Zhang Zhongjing (A.D. 150-219) was a well-known physician of traditional Chinese medicine during the Eastern Han Dynasty. His masterpiece, Treatise on Febrile and Miscellaneous Disease, is the oldest clinical textbook in the history of medicine, with complete explanations of “theories of traditional Chinese medicine, methods of diagnosis and treatment, prescriptions, and medical herbs.” (lĭ, fă, fāng, yào (理, 法, 方, 药) in Chinese)
In the Song Dynasty, the Treatise on Febrile and Miscellaneous Disease was completely reorganized into two books named Treatise on Exogenous Febrile Diseases (Shāng Hán Lùn, 伤寒论 in Chinese) and Essential Prescriptions of the Golden Chamber (Jīn Kuì Yào Lüè, 金匮要略,in Chinese). Zhang Zhongjing was a doctor with both a benevolent mind and heart.
The ancestor of all prescriptions
Zhang Zhongjing was studious and meditative from his childhood. Before the age of 10, he read lots of medical books. His master, Zhang Bozu, was an extremely well-known doctor of traditional Chinese medicine at the time.
After decades of hard work, Zhang Zhongling wrote all 16 volumes of Treatise on Febrile and Miscellaneous Disease (Shāng Hán Zá Bìng Lùn, 伤寒杂病论 in Chinese), which is a medical masterpiece based on his personal experience in clinical practice and the large amounts of information collected by him. It systematically expounds causes, pathological mechanisms, as well as treatment principles, laying a solid theoretical foundation for future development of each clinical subject.
The prescriptions in Treatise on Exogenous Febrile Diseases, such as Ma Huang Decoction (also called Ephedra Decoction), Gui Zhi Decoction (Cassia Twig Decoction), Chai Hu Decoction (Chinese Thorowax Decoction), Bai Hu Decoction (White Tiger Decoction), Qing Long Decoction (Green Dragon Decoction) and Ma Xing Shi Gan Decoction (Gypsum and Licorice), have been confirmed to be highly effective through countless clinical tests over thousands of years.

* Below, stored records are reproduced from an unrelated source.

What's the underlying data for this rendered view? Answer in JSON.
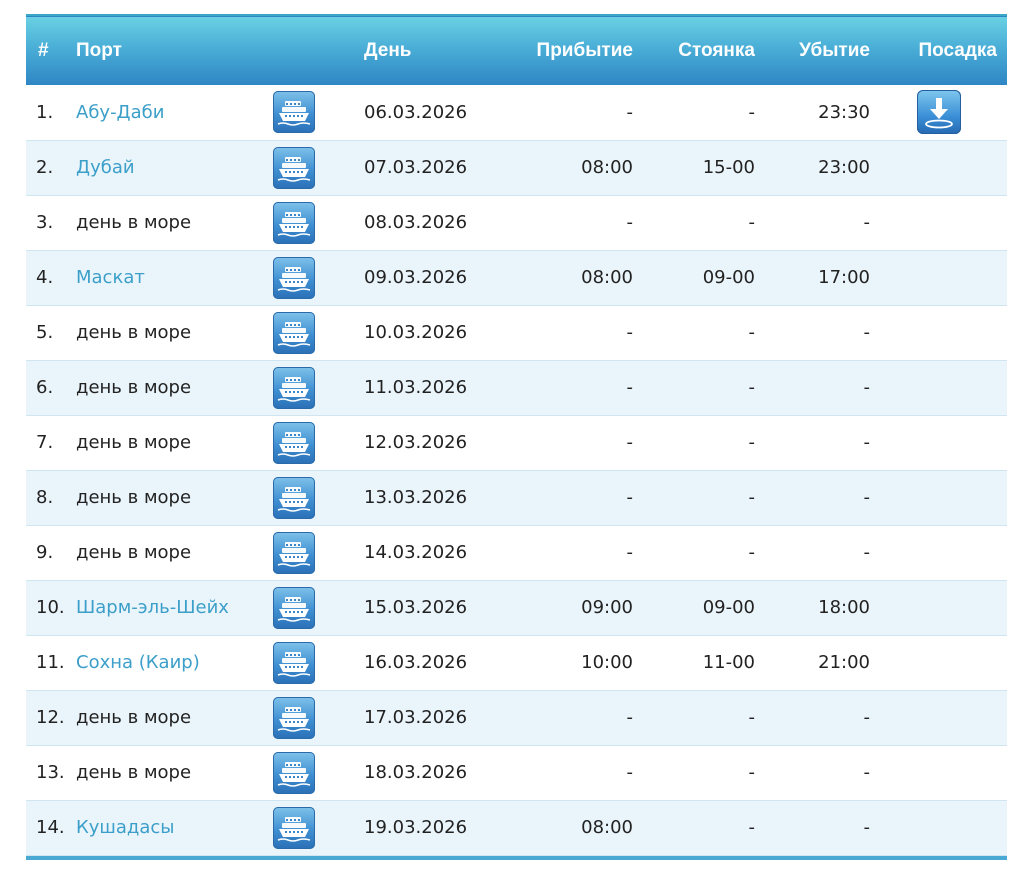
{
  "table": {
    "headers": {
      "num": "#",
      "port": "Порт",
      "day": "День",
      "arrival": "Прибытие",
      "stay": "Стоянка",
      "departure": "Убытие",
      "boarding": "Посадка"
    },
    "rows": [
      {
        "num": "1.",
        "port": "Абу-Даби",
        "link": true,
        "date": "06.03.2026",
        "arrival": "-",
        "stay": "-",
        "departure": "23:30",
        "boarding": true
      },
      {
        "num": "2.",
        "port": "Дубай",
        "link": true,
        "date": "07.03.2026",
        "arrival": "08:00",
        "stay": "15-00",
        "departure": "23:00",
        "boarding": false
      },
      {
        "num": "3.",
        "port": "день в море",
        "link": false,
        "date": "08.03.2026",
        "arrival": "-",
        "stay": "-",
        "departure": "-",
        "boarding": false
      },
      {
        "num": "4.",
        "port": "Маскат",
        "link": true,
        "date": "09.03.2026",
        "arrival": "08:00",
        "stay": "09-00",
        "departure": "17:00",
        "boarding": false
      },
      {
        "num": "5.",
        "port": "день в море",
        "link": false,
        "date": "10.03.2026",
        "arrival": "-",
        "stay": "-",
        "departure": "-",
        "boarding": false
      },
      {
        "num": "6.",
        "port": "день в море",
        "link": false,
        "date": "11.03.2026",
        "arrival": "-",
        "stay": "-",
        "departure": "-",
        "boarding": false
      },
      {
        "num": "7.",
        "port": "день в море",
        "link": false,
        "date": "12.03.2026",
        "arrival": "-",
        "stay": "-",
        "departure": "-",
        "boarding": false
      },
      {
        "num": "8.",
        "port": "день в море",
        "link": false,
        "date": "13.03.2026",
        "arrival": "-",
        "stay": "-",
        "departure": "-",
        "boarding": false
      },
      {
        "num": "9.",
        "port": "день в море",
        "link": false,
        "date": "14.03.2026",
        "arrival": "-",
        "stay": "-",
        "departure": "-",
        "boarding": false
      },
      {
        "num": "10.",
        "port": "Шарм-эль-Шейх",
        "link": true,
        "date": "15.03.2026",
        "arrival": "09:00",
        "stay": "09-00",
        "departure": "18:00",
        "boarding": false
      },
      {
        "num": "11.",
        "port": "Сохна (Каир)",
        "link": true,
        "date": "16.03.2026",
        "arrival": "10:00",
        "stay": "11-00",
        "departure": "21:00",
        "boarding": false
      },
      {
        "num": "12.",
        "port": "день в море",
        "link": false,
        "date": "17.03.2026",
        "arrival": "-",
        "stay": "-",
        "departure": "-",
        "boarding": false
      },
      {
        "num": "13.",
        "port": "день в море",
        "link": false,
        "date": "18.03.2026",
        "arrival": "-",
        "stay": "-",
        "departure": "-",
        "boarding": false
      },
      {
        "num": "14.",
        "port": "Кушадасы",
        "link": true,
        "date": "19.03.2026",
        "arrival": "08:00",
        "stay": "-",
        "departure": "-",
        "boarding": false
      }
    ]
  },
  "icons": {
    "ship": "ship-icon",
    "boarding": "boarding-download-icon"
  },
  "colors": {
    "header_top": "#6ad0e2",
    "header_bottom": "#2f86c4",
    "link": "#3c9fc9",
    "row_alt": "#eaf5fb"
  }
}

They provide a basis for the development of prescriptions in Chinese medicine. Later, another eminent doctor in the Han Dynasty named Hua Tuo read Treatise on Exogenous Febrile Diseases and praised the book as one that can really save lives. Treatise on Exogenous Febrile Diseases is known as “the ancestor of all prescriptions.”
Diagnosis like God
Once, when Zhang Zhongjing travelled to Luoyang for work, he met Wang Can, one of the “Seven Scholars of Jian’an” in the history of Chinese literature, and found an epidemic disease hiding in his body. He then said to Wang Can: “You have been sick and should be treated as early as possible; otherwise, your eyebrows will fall off at the age of 40 and you will die.
Now, if you start taking Wu Shi Decoction, you will survive.” Nevertheless, Wang Can did not believe Zhang Zhongjing’s words. Twenty years later, his eyebrows began to fall off slowly and after half a year, he died.
With both a benevolent mind and heart
It is said that when Zhang Zhongjing took office at the age of 50 in Changsha as a government official, he always kept his clinical practice in mind, and tried to help people wherever he could. He allocated two days every month (the first day and the fifteenth day) to see patients.
The origin of dumplings
Dumplings are a traditional favorite of Chinese people. The following story is about how they were developed.
After he retired, Zhang left Changsha and went back home. On the shore of the White River in his hometown, he saw many impoverished people suffering from starvation and frostbite. Their ears were even frostbitten. He built a shed on a vacant lot in Nanyang, Dongguan.
Then he set up a cauldron and began to hand out remedies to the poor people at the winter solstice. The name of Zhang Zhongjing’s remedy is called “cold-dispelling dumpling soup” (qū hán jiāo ĕr tāng, 祛寒娇耳汤 in Chinese). The recipe involves simmering lamb, pepper and some cold-dispelling herbs together, and then cutting up the cooked stew.
Minced stew was placed onto some pastry and folded into the shape of an ear. Once the dumpling was fully cooked, the soup was distributed to the patients. Each patient was given two ear-shaped dumplings and a bowl of soup.
Upon drinking the soup, the patients were healed and their festered ears were cured. Zhang Zhongjing kept handing out the soup until New Year’s Eve. On New Year’s Day, people celebrated not only the New Year, but also their recovered ears.
They made New Year food in the shape of ears and called it “dumplings” (jiāo ĕr or jiăo zi, 娇耳 or 饺子 in Chinese), so as to commemorate the time when Zhang Zhongjing built the shed and treated patients.
Zhang Zhongjing was not only an outstanding doctor of traditional Chinese medicine, he was also morally upright. He saved countless lives by carefully treating each patient, regardless of their status.